Less celebratory is his most recent exhibition, Make America Great Again, featuring a door scrawled with the graffitied word "Trump," the T as a Swastika, a desecrated American flag and other confrontational, mournful creations.

"That was from the bottom of my heart," he says. "It was from all these things that I was experiencing as a young, black Muslim man living in this world, with Trump taking power in office and what he's doing."

Next up in 2017 are a brand-new exhibition at the Night Gallery in L.A. which opens in September; a July visit to Egypt for work on the follow-up to Serendipity, and, of all things, an Awol Erizku Chess Set, expected Autumn 2018. Via his fledgling music label, Tra$h Money Record$, he will debut artist Lvcid Paroah's Snake Eyez in early July via Apple Music.

In the meantime, his most famous collaborator is expected to deliver those twins any day now.
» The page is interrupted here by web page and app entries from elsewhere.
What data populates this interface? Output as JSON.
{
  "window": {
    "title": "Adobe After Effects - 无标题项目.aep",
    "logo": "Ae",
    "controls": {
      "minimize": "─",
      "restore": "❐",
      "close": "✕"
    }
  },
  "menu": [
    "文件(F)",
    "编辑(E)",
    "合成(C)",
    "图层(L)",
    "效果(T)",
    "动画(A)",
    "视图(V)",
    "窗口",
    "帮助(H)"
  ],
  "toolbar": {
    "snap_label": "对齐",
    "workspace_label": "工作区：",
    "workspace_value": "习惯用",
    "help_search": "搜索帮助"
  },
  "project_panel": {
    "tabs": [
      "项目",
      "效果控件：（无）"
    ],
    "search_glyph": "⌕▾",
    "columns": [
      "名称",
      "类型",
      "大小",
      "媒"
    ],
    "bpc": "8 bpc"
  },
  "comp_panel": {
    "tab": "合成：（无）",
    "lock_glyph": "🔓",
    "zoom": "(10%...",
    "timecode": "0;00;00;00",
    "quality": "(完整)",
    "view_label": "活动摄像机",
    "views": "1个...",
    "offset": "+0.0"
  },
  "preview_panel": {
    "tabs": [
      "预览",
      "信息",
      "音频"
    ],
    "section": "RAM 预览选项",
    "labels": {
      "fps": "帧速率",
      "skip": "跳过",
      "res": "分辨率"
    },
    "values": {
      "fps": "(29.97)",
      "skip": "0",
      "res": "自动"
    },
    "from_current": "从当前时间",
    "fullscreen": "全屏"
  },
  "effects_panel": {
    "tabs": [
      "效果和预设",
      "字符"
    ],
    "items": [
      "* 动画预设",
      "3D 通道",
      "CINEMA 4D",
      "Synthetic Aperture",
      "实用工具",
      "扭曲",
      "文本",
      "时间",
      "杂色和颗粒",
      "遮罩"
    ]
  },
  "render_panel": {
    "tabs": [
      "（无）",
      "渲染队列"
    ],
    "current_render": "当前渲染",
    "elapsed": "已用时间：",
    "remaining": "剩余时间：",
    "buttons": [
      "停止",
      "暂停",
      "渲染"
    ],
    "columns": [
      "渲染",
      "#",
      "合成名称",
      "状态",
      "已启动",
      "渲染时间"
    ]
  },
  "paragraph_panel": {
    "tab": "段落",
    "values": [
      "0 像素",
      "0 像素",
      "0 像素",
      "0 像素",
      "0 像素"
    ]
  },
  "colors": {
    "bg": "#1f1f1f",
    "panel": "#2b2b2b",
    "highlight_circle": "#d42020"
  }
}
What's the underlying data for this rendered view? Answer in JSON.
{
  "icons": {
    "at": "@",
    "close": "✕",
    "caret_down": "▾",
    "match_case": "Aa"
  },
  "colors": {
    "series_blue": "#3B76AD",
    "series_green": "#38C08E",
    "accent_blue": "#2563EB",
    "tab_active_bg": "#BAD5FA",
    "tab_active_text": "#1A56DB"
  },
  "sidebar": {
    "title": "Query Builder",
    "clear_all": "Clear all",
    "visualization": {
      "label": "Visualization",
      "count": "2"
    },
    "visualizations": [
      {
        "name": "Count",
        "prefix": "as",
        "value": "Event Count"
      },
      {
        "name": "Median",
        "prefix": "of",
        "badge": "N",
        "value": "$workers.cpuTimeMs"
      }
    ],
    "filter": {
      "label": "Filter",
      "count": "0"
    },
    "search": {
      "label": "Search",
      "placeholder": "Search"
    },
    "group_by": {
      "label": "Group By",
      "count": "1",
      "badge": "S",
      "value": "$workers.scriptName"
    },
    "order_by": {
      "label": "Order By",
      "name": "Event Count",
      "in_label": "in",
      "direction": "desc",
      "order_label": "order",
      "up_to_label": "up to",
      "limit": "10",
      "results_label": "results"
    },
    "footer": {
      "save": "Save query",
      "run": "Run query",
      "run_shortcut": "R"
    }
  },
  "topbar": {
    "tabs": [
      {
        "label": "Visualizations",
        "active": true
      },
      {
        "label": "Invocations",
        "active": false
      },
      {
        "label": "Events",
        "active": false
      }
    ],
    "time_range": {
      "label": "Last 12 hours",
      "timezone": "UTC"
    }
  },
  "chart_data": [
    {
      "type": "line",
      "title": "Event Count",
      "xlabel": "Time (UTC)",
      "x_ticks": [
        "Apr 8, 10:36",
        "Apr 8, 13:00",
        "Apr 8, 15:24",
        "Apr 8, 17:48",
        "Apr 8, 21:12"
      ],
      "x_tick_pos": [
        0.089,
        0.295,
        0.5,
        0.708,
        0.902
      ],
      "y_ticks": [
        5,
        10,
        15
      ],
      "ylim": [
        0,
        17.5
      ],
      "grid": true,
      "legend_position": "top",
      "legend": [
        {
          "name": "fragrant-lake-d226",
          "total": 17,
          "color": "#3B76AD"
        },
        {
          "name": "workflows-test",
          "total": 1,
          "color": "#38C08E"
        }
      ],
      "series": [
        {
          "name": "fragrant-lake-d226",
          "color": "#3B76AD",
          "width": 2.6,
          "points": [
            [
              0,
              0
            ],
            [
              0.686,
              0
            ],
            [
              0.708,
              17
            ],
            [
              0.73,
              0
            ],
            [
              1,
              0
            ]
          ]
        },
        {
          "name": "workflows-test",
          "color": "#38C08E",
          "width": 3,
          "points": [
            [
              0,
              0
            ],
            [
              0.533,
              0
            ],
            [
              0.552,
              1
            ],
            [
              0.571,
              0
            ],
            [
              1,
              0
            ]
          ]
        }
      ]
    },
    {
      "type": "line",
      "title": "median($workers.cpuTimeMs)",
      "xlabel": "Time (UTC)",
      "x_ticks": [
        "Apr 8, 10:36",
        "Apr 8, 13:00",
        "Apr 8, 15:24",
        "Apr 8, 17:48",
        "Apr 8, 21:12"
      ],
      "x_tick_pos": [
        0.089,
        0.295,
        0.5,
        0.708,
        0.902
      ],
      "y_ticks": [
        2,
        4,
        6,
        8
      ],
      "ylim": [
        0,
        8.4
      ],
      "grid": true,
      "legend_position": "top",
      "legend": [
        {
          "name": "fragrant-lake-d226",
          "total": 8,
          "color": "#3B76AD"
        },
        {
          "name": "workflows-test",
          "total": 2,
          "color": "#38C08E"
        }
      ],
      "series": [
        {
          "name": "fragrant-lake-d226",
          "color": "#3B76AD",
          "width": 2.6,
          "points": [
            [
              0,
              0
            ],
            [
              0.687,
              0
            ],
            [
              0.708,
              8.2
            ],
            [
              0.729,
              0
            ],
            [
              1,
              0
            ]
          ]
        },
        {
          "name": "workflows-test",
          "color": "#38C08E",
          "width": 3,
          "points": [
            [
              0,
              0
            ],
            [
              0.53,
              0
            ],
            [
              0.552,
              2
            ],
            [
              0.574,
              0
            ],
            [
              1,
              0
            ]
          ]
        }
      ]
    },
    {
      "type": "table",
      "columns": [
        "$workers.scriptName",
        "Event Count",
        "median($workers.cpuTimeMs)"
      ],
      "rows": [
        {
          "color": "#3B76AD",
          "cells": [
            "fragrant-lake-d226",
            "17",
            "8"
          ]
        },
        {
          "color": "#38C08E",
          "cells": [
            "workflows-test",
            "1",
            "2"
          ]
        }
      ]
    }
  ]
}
And while millions of fans are hungry for a Lemonade sequel postpartum, he argues she's moved beyond even the musical plane. "She just needs to be an example that people could learn from," he says. "As a human being who's so open, who's privileged enough or blessed enough to be in such a position. People need to understand and study Beyoncé. I think Beyoncé needs to create a textbook."

But the queen herself may have learned from Erizku, too. She used his arresting images as a starting point to launch a very personal social media art project of her own: Since that announcement, she's documented and celebrated her pregnancy with the world – something she didn't do during her first pregnancy with daughter Blue – with similarly stylized images of herself, her family, and that baby bump via her Instagram, her website and an unforgettable Grammys performance.

"That was just amazing," Erizku says. Still, his own ambitions for himself are bigger. "It's not close to the kind of impact that I want to leave. I'd like to leave this earth better than I found it. That's just the journey I'm on, so I'm just gonna try to make the best art that I can with the time given, and try to up that every step of the way."